What can I do if my employer does not want to give me the accommodations?
The first step is to ask your employer why they are denying your request. If it is because you need more documentation, you may be able to provide it. If it is because it causes undue hardship to the employer, there may be alternative accommodations that would be more reasonable for your employer to provide. If you need help or advice, please contact our Autism Resource Specialists. Another good resource is the NC Client Assistance Program.
If your employer still refuses to provide accommodations, you could file a complaint with the US Equal Employment Opportunity Commission. Another helpful resource for legal matters is Disability Rights North Carolina.
ASNC Employment Supports: https://www.autismsociety-nc.org/employment-supports/

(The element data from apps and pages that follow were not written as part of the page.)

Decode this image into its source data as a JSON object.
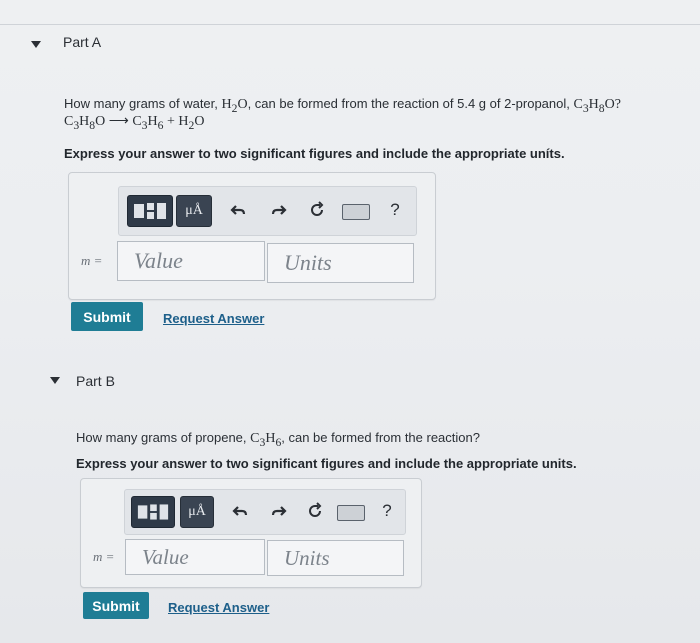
{
  "partA": {
    "title": "Part A",
    "question_text": "How many grams of water, ",
    "q_water": "H",
    "q_water_sub": "2",
    "q_water_end": "O",
    "q_mid": ", can be formed from the reaction of 5.4 g of 2-propanol, ",
    "q_prop": "C",
    "q_prop_sub1": "3",
    "q_prop_h": "H",
    "q_prop_sub2": "8",
    "q_prop_end": "O?",
    "eq_left": "C",
    "eq_left_sub1": "3",
    "eq_left_h": "H",
    "eq_left_sub2": "8",
    "eq_left_o": "O",
    "eq_arrow": "⟶",
    "eq_c": "C",
    "eq_c_sub": "3",
    "eq_h": "H",
    "eq_h_sub": "6",
    "eq_plus": "+",
    "eq_w": "H",
    "eq_w_sub": "2",
    "eq_w_o": "O",
    "instruction": "Express your answer to two significant figures and include the appropriate uníts.",
    "var_label": "m =",
    "value_placeholder": "Value",
    "units_placeholder": "Units",
    "submit": "Submit",
    "request": "Request Answer"
  },
  "partB": {
    "title": "Part B",
    "question_pre": "How many grams of propene, ",
    "q_c": "C",
    "q_c_sub": "3",
    "q_h": "H",
    "q_h_sub": "6",
    "question_post": ", can be formed from the reaction?",
    "instruction": "Express your answer to two significant figures and include the appropriate units.",
    "var_label": "m =",
    "value_placeholder": "Value",
    "units_placeholder": "Units",
    "submit": "Submit",
    "request": "Request Answer"
  },
  "toolbar": {
    "units_glyph": "μÅ",
    "help": "?"
  }
}
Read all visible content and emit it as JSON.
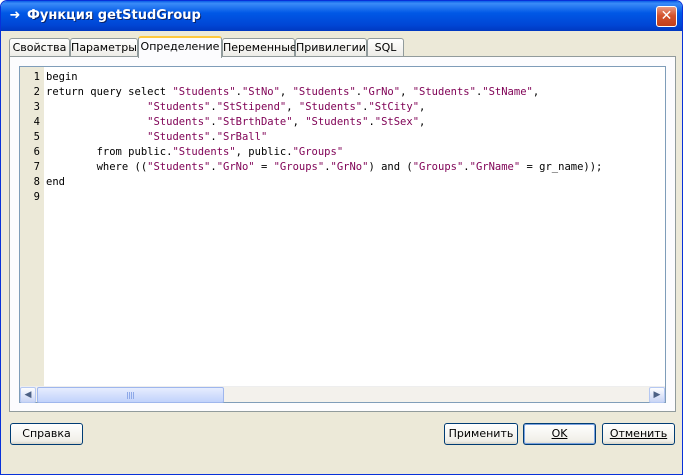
{
  "window": {
    "title": "Функция getStudGroup",
    "close_glyph": "✕"
  },
  "tabs": [
    {
      "label": "Свойства"
    },
    {
      "label": "Параметры"
    },
    {
      "label": "Определение",
      "active": true
    },
    {
      "label": "Переменные"
    },
    {
      "label": "Привилегии"
    },
    {
      "label": "SQL"
    }
  ],
  "editor": {
    "line_numbers": [
      "1",
      "2",
      "3",
      "4",
      "5",
      "6",
      "7",
      "8",
      "9"
    ],
    "lines": [
      "begin",
      "return query select \"Students\".\"StNo\", \"Students\".\"GrNo\", \"Students\".\"StName\",",
      "                \"Students\".\"StStipend\", \"Students\".\"StCity\",",
      "                \"Students\".\"StBrthDate\", \"Students\".\"StSex\",",
      "                \"Students\".\"SrBall\"",
      "        from public.\"Students\", public.\"Groups\"",
      "        where ((\"Students\".\"GrNo\" = \"Groups\".\"GrNo\") and (\"Groups\".\"GrName\" = gr_name));",
      "end",
      ""
    ],
    "string_color": "#7f0055"
  },
  "buttons": {
    "help": "Справка",
    "apply": "Применить",
    "ok": "OK",
    "cancel": "Отменить"
  },
  "colors": {
    "titlebar": "#0058e6",
    "dialog_bg": "#ece9d8",
    "tab_highlight": "#ffc83c"
  }
}
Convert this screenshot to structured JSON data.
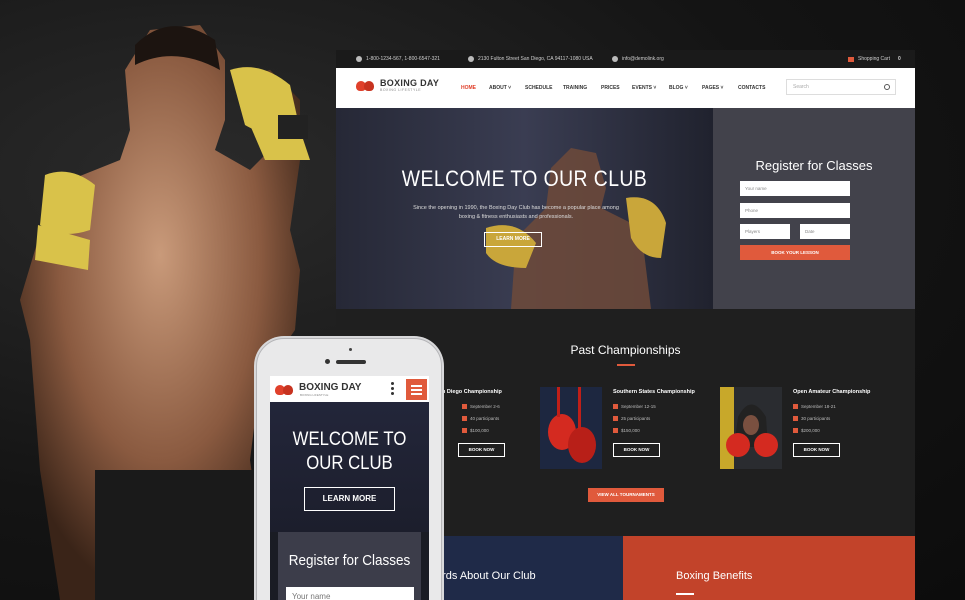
{
  "brand": {
    "name": "BOXING DAY",
    "tagline": "BOXING LIFESTYLE"
  },
  "topbar": {
    "phone": "1-800-1234-567, 1-800-6547-321",
    "address": "2130 Fulton Street San Diego, CA 94117-1080 USA",
    "email": "info@demolink.org",
    "cart_label": "Shopping Cart",
    "cart_count": "0"
  },
  "nav": {
    "items": [
      {
        "label": "HOME"
      },
      {
        "label": "ABOUT ˅"
      },
      {
        "label": "SCHEDULE"
      },
      {
        "label": "TRAINING"
      },
      {
        "label": "PRICES"
      },
      {
        "label": "EVENTS ˅"
      },
      {
        "label": "BLOG ˅"
      },
      {
        "label": "PAGES ˅"
      },
      {
        "label": "CONTACTS"
      }
    ],
    "search_placeholder": "Search"
  },
  "hero": {
    "title": "WELCOME TO OUR CLUB",
    "text": "Since the opening in 1990, the Boxing Day Club has become a popular place among boxing & fitness enthusiasts and professionals.",
    "button": "LEARN MORE"
  },
  "register": {
    "title": "Register for Classes",
    "name_placeholder": "Your name",
    "phone_placeholder": "Phone",
    "players_placeholder": "Players",
    "date_placeholder": "Date",
    "button": "BOOK YOUR LESSON"
  },
  "past": {
    "title": "Past Championships",
    "items": [
      {
        "name": "n Diego Championship",
        "date": "September 2-6",
        "participants": "40 participants",
        "prize": "$100,000",
        "button": "BOOK NOW"
      },
      {
        "name": "Southern States Championship",
        "date": "September 12-15",
        "participants": "25 participants",
        "prize": "$150,000",
        "button": "BOOK NOW"
      },
      {
        "name": "Open Amateur Championship",
        "date": "September 18-21",
        "participants": "30 participants",
        "prize": "$200,000",
        "button": "BOOK NOW"
      }
    ],
    "view_all": "VIEW ALL TOURNAMENTS"
  },
  "sections": {
    "words": "ords About Our Club",
    "benefits": "Boxing Benefits"
  },
  "mobile": {
    "title": "BOXING DAY",
    "tagline": "BOXING LIFESTYLE",
    "hero_title": "WELCOME TO OUR CLUB",
    "button": "LEARN MORE",
    "register_title": "Register for Classes",
    "name_placeholder": "Your name"
  },
  "colors": {
    "accent": "#e05a3c",
    "navy": "#1f2a48",
    "benefits": "#c2432a"
  }
}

JobTIPS Classes: https://www.autismsociety-nc.org/job-tips-job-skills-interest-form/
Article on disclosing your diagnosis at work: https://www.autismsociety-nc.org/wp-content/uploads/Disclosure-at-work.pdf
LiNC-IT internship program for individuals with Autism Spectrum Disorder: https://linc-it.org/
NC Vocational Rehabilitation Services: https://www.ncdhhs.gov/divisions/vocational-rehabilitation-servicesTags: autism, autism advocacy, autism communication, autism employment, autism resources, Autism Society of North Carolina, Autism spectrum, autism support, Developmental disability